|Comic hardcover, 1202 pages|
Published 2012 (contents: 2006-07)
Acquired December 2012
Read August 2014
Writers: Geoff Johns, Grant Morrison, Greg Rucka, Mark WaidPencillers: Eddy Barrows, Chris Batista, Joe Bennett, Giuseppe Camuncoli, Tom Derenick, Dale Eaglesham, Jamal Igle, Phil Jimenez, Drew Johnson, Justiniano, Dan Jurgers, Ken Lashley, Mike McKone, Shawn Moll, Todd Nacuk, Patrick Olliffe, Joe Prado, Darick Robertson, Andy Smith
Art Breakdowns: Keith Giffen
Art Breakdowns: Keith Giffen
Inkers: Marlo Alquiza, Eddy Barrows, Mariah Benes, Joe Bennett, Belardino Brabo, Keith Champagne, Draxhall, Drew Geraci, Dan Green, Jack Jason, Roy José, Andy Lanning, Jay Leisten, Dave Meikes, Nelson, Tom Nguyen, Jimmy Palmiotti, Rodney Ramos, Norm Rapmund, Darick Robertson, Prentis Rollins, Lorenzo Ruggiero, Rob Stull, Ray Snyder, Art Thibert, Walden Wong
Colorists: David Baron, Pete Pantazis, Alex Sinclair
Letterers: Phil Balsman, Pat Brosseau, Jared K. Fletcher, Travis Lanham, Rob Leigh, Ken Lopez, Nick J. Napolitano

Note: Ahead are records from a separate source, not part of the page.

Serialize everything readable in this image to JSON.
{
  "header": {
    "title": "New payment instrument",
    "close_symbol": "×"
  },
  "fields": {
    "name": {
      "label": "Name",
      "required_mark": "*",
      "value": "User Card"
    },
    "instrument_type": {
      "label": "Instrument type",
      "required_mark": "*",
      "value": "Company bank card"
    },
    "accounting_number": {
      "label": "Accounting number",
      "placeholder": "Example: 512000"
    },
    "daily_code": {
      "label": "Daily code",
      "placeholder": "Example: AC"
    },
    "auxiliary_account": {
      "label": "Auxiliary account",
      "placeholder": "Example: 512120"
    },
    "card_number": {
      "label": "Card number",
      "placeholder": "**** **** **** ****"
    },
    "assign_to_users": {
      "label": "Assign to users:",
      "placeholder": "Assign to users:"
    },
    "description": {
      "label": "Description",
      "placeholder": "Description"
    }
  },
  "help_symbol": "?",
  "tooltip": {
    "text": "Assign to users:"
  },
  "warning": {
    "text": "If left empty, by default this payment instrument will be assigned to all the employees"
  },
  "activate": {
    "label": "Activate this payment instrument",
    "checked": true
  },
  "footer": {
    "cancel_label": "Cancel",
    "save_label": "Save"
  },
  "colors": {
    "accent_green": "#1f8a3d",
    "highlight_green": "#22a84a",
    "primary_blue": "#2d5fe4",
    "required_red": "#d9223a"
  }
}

At some point, I planned on doing something big for this book-- you know, "52 Reasons That I Loved 52." But then time got away from-- very away from me-- and as it is this review will go up a whole eleven months after I read this book, and a lot of my specific memories have faded, which is a shame, as I did write very specific reviews about a number of very unmemorable books taking place in and around 52.
But anyway, 52 covers the year after the Infinite Crisis on a week-by-week basis. It's a year where Superman is without his powers (he exerted them more than ever before to defeat Superboy-Prime during the Infinite Crisis), Batman is travelling the world trying to remember how not to be a dick, and Wonder Woman is on a spiritual retreat. So it falls to the true greats of the DC universe to watch over the Earth. You know, Booster Gold, Elongated Man, Steel, the Question, Batwoman, Lex Luthor. Those guys. The giants.
Of course, I was predisposed to like this. It's those also-rans of the DC universe that I love the most about it; I have a complete run of Justice League Europe, I have read every Green Arrow comic published between 1983 and 2011, and I believe that the 1992 Elongated Man miniseries is an unjustly overlooked highlight of the superhero genre. On the other hand, it's hard to deny that this has its problems-- some plots unnaturally spin their wheels for months, while others leap ahead between issues. Some of it is just boring; I really wanted to like the space heroes, but aside from their encounter with a newly peaceful Lobo, I never really connected to these adventures. There's a little too much of Black Adam punching people to death. And by "a little too much," I mean any. Some of it is confusing, like whatever Booster did to beat Mister Mind at the end. Some of it seems misguided, like Wonder Girl joining some kind of super-weird cult devoted to Superboy.
But then, there's the island of super-geniuses finally putting one over on the the one they see as the ultimate super-jock in Black Adam, there's Booster Gold's moment of final redemption, there's Renee Montoya losing everything and learning why it's important to do so, there's the Elongated Man revealing just how much he's worked out all along, there's Renee's desperate trek through the snow to save a life, there's Doctor Magnus (creator of the Metal Men) having monthly visits with the imprisoned T. O. Morrow (creator of the Red Tornado). And, in my favorite favorite moment, there's Clark Kent realizing he doesn't have to be Superman to be a great journalist-- and the amazing action he takes as a result.
I know that auteur television is all the rage these days, and certainly people really dig auteur comics a lot, too. But there's something to be said for really solid writer's room television (I think Ira Steven Behr on seasons 3-7 of Deep Space Nine was really great at this, and Ron Moore learned from him to repeat his success with seasons 1-2 of Battlestar Galactica, but that's another blog post), and 52 is basically writer's room comics. Johns, Morrison, Rucka, Waid, and Giffen are all really good comic book creators, but they all have completely different skillsets and interests. Each has done great comics on his own, but their work as a group blends their strengths in a way you'd never expect. One of the thrills of the DC universe for me is the diverse kind of storytelling it has. Who'd think that Superman: Last Son, Seven Soldiers of Victory, Gotham Central, The Brave and the Bold, and The Great Darkness Saga all take place in the same millieu? And yet all of those diverse perspectives take place in the same book. 52 is the definitive statement of what DC can be at its best.